● WHAT YOU ARE ASKED TO DO: Work out how many lines below contain "icon". Provide only the figure.

[Stored dataset items]
**********
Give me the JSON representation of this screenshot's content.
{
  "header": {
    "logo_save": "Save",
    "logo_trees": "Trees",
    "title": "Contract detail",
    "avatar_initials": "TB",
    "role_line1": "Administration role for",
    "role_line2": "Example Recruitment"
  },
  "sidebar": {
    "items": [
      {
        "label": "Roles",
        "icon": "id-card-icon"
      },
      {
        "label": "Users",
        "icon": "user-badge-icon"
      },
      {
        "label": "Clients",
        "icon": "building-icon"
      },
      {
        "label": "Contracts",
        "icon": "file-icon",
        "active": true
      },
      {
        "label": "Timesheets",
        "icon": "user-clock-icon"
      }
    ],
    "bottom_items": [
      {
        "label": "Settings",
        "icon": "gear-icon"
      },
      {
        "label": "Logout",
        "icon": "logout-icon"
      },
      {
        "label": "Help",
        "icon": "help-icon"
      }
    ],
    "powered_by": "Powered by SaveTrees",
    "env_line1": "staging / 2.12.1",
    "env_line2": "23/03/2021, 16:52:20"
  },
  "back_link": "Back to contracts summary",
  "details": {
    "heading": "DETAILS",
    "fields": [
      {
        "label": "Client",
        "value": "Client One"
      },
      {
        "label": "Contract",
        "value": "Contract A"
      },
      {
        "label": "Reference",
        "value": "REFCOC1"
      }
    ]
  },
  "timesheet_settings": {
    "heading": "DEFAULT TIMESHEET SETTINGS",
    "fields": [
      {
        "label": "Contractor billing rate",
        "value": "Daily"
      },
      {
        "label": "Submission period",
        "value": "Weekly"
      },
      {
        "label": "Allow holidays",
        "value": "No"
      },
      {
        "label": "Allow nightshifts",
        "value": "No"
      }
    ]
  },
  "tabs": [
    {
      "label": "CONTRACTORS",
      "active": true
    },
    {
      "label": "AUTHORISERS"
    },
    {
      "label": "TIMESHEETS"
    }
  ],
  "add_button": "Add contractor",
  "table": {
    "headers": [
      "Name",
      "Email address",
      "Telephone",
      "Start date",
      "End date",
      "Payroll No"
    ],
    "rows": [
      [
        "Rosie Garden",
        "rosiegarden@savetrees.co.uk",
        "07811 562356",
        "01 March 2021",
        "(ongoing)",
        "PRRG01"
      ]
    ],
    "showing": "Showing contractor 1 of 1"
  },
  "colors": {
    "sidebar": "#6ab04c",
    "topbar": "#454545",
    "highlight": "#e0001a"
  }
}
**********
● RESPONSE BOX: 8